As with most cookware, there are a lot of choices available, and the prices reflect the quality. When it comes to stainless steel, the better choice is 18/10 chromium/nickel alloy on the inside and clad with aluminum or copper.
Making up over 70% of all stainless steel production, 18% chromium and 10% nickel adds to the cookware's strength, corrosion resistance, and shiny appearance. Stainless steel labeled as 18/10 or "surgical stainless steel" needs to be on the inside of cookware. 18/10 stainless steel is not very magnetic, so it is not good for induction cooking, if on the outside of the cookware. Because of this, brands like All-Clad and others will place magnetic 18/0 stainless steel or alloy on the outside of their cookware. If you plan to introduce induction cooking to your kitchen, look for cookware advertising 18/0 or magnetic stainless steel on the outside of the cookware.
Stainless steel by itself is not a good conductor of heat. What this means is that when cooking, parts of your pan or skillet will be hotter than other parts, causing uneven cooking. Non-clad cookware will be less expensive than clad cookware, and will require more attention to the cooking food.
Copper is the best heat conductor. It is 9 times better a conductor of heat than stainless steel alone. Aluminum is another great conductor of heat, and roughly 5 times better than stainless steel. Consequently, cookware manufacturers clad, or layer, stainless steel with copper or aluminum to give it better heating properties. Since copper is a more expensive material, copper clad stainless steel cookware will be more expensive than aluminum clad cookware.
Not being chemically treated or having non stick surfaces that can flake into the food, stainless steel cookware is considered a healthy material. It is still a metal, and like all cookware, trace amounts of the cookware does react with the food. From a health perspective, some people are allergic to nickel. 18/10 stainless steel may not be appropriate if one is allergic to nickel. Some manufacturers also offer nonstick frying pan versions where they coat the inside with a nonstick surface. These frying pans would NOT be considered healthy.
Quality stainless steel cookware requires much less heat to cook. Recommended heat levels is low to medium.
Stainless steel is dishwasher safe. Most manufacturers still recommend hand washing in warm sudsy water with a fine powder cleanser. Dry immediately.
Stainless Steel cookware has a very bright future. As induction cooking becomes more mainstream, the magnetic properties of quality stainless steel make it a natural choice. Today stainless steel is seen with both shiny and designer finishes. Some manufacturers are coating their stainless steel cookware with enamel on the outside and non stick surfaces on the inside.
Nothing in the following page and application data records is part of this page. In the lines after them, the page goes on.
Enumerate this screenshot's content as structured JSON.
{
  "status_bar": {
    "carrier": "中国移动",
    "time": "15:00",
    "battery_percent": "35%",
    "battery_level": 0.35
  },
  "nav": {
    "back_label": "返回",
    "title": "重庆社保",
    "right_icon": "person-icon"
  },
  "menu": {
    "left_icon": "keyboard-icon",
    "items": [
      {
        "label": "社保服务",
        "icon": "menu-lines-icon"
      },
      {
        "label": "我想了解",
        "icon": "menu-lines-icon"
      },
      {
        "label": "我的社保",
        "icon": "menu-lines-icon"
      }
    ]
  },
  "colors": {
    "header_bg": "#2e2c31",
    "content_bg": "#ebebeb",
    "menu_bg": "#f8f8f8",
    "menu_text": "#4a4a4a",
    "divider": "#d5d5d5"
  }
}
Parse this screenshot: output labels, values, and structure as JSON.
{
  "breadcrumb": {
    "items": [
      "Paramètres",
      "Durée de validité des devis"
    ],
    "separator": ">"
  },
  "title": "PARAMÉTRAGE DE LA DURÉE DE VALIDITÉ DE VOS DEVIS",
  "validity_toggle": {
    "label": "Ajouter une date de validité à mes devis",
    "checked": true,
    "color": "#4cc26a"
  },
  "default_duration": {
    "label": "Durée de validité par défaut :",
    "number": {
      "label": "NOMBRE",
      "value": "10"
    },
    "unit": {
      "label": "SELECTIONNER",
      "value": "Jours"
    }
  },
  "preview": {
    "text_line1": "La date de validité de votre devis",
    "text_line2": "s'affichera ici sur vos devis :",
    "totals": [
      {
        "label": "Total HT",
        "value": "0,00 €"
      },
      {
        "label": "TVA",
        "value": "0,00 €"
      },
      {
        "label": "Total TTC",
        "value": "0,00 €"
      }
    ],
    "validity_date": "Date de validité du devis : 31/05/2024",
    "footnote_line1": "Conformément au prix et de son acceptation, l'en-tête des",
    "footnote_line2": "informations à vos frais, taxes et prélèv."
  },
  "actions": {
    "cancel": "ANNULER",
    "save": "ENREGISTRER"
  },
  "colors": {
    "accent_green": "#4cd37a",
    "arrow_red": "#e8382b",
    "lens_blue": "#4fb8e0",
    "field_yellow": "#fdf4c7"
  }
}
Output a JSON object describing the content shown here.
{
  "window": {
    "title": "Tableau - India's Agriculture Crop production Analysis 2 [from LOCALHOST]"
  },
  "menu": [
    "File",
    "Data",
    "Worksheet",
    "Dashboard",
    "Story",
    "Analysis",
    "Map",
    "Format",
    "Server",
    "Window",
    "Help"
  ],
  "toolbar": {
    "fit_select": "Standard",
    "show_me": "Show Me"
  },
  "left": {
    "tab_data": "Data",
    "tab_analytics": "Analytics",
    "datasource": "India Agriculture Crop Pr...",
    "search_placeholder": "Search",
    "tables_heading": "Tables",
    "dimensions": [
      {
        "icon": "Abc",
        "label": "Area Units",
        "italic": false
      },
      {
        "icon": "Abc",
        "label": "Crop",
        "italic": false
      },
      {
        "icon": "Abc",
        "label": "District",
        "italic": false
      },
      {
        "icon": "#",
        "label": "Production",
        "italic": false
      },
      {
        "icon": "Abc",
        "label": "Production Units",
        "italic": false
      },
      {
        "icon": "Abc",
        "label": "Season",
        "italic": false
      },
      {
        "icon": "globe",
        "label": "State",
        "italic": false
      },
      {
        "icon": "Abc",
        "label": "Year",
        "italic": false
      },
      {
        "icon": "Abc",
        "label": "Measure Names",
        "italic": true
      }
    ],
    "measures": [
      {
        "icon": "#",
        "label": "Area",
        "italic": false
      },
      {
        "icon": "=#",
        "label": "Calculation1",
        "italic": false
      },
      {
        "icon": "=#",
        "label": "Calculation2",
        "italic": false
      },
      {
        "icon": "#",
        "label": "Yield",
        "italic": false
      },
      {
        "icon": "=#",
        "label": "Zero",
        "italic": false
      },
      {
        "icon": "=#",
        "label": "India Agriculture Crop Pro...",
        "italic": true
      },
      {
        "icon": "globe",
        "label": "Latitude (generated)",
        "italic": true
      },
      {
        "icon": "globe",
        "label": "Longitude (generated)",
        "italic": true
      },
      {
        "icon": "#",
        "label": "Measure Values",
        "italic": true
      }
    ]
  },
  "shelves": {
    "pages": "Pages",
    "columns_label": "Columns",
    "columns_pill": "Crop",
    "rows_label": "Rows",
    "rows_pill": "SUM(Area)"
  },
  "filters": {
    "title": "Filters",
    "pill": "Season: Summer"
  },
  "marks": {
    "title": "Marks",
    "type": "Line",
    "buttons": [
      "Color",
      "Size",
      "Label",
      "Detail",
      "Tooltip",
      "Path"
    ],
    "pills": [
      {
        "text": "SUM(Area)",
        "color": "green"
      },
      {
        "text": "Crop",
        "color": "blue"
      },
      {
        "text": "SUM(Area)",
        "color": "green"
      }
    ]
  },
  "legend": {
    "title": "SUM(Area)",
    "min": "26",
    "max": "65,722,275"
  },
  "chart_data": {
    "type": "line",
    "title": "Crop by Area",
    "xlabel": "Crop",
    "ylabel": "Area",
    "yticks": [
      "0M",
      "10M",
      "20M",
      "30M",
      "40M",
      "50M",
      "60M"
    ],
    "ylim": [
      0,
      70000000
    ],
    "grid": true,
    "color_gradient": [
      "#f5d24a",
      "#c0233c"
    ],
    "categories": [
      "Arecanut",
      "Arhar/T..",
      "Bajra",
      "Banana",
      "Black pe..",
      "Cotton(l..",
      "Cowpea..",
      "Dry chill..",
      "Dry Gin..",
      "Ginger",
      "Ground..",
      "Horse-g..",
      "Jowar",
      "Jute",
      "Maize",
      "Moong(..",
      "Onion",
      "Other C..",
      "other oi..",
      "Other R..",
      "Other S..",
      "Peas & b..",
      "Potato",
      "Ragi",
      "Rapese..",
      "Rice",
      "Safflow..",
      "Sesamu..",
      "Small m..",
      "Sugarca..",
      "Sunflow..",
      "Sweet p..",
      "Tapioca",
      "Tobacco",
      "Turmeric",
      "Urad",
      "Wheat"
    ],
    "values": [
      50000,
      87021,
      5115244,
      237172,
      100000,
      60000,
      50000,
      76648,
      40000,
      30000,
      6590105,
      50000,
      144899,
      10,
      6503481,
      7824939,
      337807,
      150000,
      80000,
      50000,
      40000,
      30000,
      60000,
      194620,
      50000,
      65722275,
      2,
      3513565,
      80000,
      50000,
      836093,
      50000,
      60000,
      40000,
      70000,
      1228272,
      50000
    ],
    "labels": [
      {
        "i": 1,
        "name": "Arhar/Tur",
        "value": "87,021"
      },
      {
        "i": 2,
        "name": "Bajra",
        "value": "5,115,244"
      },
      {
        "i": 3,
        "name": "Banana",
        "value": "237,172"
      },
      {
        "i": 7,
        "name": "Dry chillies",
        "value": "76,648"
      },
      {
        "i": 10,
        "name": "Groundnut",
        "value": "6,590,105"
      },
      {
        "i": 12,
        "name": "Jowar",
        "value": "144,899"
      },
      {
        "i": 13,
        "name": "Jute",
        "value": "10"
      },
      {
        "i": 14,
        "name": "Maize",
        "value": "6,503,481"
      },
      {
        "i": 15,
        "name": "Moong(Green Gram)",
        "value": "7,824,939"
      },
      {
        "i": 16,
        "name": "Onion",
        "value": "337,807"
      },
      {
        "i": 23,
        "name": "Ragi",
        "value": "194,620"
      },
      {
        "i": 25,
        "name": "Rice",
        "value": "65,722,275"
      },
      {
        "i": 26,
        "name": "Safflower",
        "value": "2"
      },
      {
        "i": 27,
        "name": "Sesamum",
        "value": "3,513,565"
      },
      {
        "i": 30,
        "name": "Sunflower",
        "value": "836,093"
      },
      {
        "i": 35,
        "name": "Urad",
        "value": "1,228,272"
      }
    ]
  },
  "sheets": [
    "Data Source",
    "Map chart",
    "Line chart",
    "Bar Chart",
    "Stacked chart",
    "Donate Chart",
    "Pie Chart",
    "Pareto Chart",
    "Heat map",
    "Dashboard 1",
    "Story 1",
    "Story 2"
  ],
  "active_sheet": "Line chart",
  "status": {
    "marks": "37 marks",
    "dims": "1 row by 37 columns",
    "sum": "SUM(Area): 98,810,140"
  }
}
Stainless steel is a difficult material to bond these products to, but progress is being made.
If you take note of your friends and neighbors cookware, you will likely see some stainless steel. I have a couple old Farberware stainless steel pots that are nearly 30 years old, and still doing very well.
Be sure to check out the article on Choosing a Stainless Steel Frying Pan. The information applies to all stainless steel pots and pans.
Your Cookware Helper